Your task
In full and without alteration, print the entries.

Information given
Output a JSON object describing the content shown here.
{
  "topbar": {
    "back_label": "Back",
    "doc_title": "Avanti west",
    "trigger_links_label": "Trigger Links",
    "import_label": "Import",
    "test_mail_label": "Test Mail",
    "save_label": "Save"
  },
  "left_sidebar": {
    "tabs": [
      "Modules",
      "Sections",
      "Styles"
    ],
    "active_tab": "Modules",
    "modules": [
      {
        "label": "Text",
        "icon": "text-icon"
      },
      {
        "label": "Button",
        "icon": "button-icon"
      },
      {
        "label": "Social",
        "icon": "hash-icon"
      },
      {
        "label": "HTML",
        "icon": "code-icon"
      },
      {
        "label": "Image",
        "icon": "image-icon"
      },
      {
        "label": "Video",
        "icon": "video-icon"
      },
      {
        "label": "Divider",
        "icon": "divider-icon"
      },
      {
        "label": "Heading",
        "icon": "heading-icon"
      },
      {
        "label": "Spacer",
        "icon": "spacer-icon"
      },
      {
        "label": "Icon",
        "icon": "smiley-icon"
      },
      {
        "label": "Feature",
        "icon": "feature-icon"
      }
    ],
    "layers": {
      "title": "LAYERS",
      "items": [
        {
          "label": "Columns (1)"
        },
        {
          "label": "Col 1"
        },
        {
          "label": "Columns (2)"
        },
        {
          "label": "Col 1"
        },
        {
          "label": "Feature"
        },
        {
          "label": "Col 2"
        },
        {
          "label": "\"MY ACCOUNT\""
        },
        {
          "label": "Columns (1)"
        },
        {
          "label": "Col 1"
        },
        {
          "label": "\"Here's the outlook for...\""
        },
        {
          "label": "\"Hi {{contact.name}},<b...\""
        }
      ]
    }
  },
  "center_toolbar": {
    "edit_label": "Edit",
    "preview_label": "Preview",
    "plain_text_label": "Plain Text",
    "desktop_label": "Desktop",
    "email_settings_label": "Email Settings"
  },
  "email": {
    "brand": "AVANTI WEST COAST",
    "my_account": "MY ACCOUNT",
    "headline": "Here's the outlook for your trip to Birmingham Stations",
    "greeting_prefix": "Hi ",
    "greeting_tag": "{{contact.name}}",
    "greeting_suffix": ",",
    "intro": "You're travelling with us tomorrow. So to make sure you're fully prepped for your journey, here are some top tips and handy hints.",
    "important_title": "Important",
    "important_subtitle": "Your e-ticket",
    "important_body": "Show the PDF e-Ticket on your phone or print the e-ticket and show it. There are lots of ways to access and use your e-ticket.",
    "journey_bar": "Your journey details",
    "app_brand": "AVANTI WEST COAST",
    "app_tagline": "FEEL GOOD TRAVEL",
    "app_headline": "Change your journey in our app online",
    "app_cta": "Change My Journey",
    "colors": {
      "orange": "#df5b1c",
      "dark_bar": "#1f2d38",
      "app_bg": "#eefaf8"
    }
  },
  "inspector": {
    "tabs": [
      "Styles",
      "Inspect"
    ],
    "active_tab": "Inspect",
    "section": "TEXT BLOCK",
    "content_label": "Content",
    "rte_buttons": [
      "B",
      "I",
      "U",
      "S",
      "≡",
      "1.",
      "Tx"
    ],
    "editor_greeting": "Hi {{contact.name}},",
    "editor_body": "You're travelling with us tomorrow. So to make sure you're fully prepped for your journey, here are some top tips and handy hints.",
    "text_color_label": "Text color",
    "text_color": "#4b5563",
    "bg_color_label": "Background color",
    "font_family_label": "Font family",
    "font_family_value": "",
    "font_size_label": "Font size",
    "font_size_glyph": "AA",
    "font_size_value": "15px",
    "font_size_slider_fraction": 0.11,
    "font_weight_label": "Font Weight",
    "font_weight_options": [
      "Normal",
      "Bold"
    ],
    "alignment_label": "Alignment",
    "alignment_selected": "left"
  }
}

Answer section
Output a JSON object describing the content shown here.
{
  "topbar": {
    "back_label": "Back",
    "doc_title": "Avanti west",
    "trigger_links_label": "Trigger Links",
    "import_label": "Import",
    "test_mail_label": "Test Mail",
    "save_label": "Save"
  },
  "left_sidebar": {
    "tabs": [
      "Modules",
      "Sections",
      "Styles"
    ],
    "active_tab": "Modules",
    "modules": [
      {
        "label": "Text",
        "icon": "text-icon"
      },
      {
        "label": "Button",
        "icon": "button-icon"
      },
      {
        "label": "Social",
        "icon": "hash-icon"
      },
      {
        "label": "HTML",
        "icon": "code-icon"
      },
      {
        "label": "Image",
        "icon": "image-icon"
      },
      {
        "label": "Video",
        "icon": "video-icon"
      },
      {
        "label": "Divider",
        "icon": "divider-icon"
      },
      {
        "label": "Heading",
        "icon": "heading-icon"
      },
      {
        "label": "Spacer",
        "icon": "spacer-icon"
      },
      {
        "label": "Icon",
        "icon": "smiley-icon"
      },
      {
        "label": "Feature",
        "icon": "feature-icon"
      }
    ],
    "layers": {
      "title": "LAYERS",
      "items": [
        {
          "label": "Columns (1)"
        },
        {
          "label": "Col 1"
        },
        {
          "label": "Columns (2)"
        },
        {
          "label": "Col 1"
        },
        {
          "label": "Feature"
        },
        {
          "label": "Col 2"
        },
        {
          "label": "\"MY ACCOUNT\""
        },
        {
          "label": "Columns (1)"
        },
        {
          "label": "Col 1"
        },
        {
          "label": "\"Here's the outlook for...\""
        },
        {
          "label": "\"Hi {{contact.name}},<b...\""
        }
      ]
    }
  },
  "center_toolbar": {
    "edit_label": "Edit",
    "preview_label": "Preview",
    "plain_text_label": "Plain Text",
    "desktop_label": "Desktop",
    "email_settings_label": "Email Settings"
  },
  "email": {
    "brand": "AVANTI WEST COAST",
    "my_account": "MY ACCOUNT",
    "headline": "Here's the outlook for your trip to Birmingham Stations",
    "greeting_prefix": "Hi ",
    "greeting_tag": "{{contact.name}}",
    "greeting_suffix": ",",
    "intro": "You're travelling with us tomorrow. So to make sure you're fully prepped for your journey, here are some top tips and handy hints.",
    "important_title": "Important",
    "important_subtitle": "Your e-ticket",
    "important_body": "Show the PDF e-Ticket on your phone or print the e-ticket and show it. There are lots of ways to access and use your e-ticket.",
    "journey_bar": "Your journey details",
    "app_brand": "AVANTI WEST COAST",
    "app_tagline": "FEEL GOOD TRAVEL",
    "app_headline": "Change your journey in our app online",
    "app_cta": "Change My Journey",
    "colors": {
      "orange": "#df5b1c",
      "dark_bar": "#1f2d38",
      "app_bg": "#eefaf8"
    }
  },
  "inspector": {
    "tabs": [
      "Styles",
      "Inspect"
    ],
    "active_tab": "Inspect",
    "section": "TEXT BLOCK",
    "content_label": "Content",
    "rte_buttons": [
      "B",
      "I",
      "U",
      "S",
      "≡",
      "1.",
      "Tx"
    ],
    "editor_greeting": "Hi {{contact.name}},",
    "editor_body": "You're travelling with us tomorrow. So to make sure you're fully prepped for your journey, here are some top tips and handy hints.",
    "text_color_label": "Text color",
    "text_color": "#4b5563",
    "bg_color_label": "Background color",
    "font_family_label": "Font family",
    "font_family_value": "",
    "font_size_label": "Font size",
    "font_size_glyph": "AA",
    "font_size_value": "15px",
    "font_size_slider_fraction": 0.11,
    "font_weight_label": "Font Weight",
    "font_weight_options": [
      "Normal",
      "Bold"
    ],
    "alignment_label": "Alignment",
    "alignment_selected": "left"
  }
}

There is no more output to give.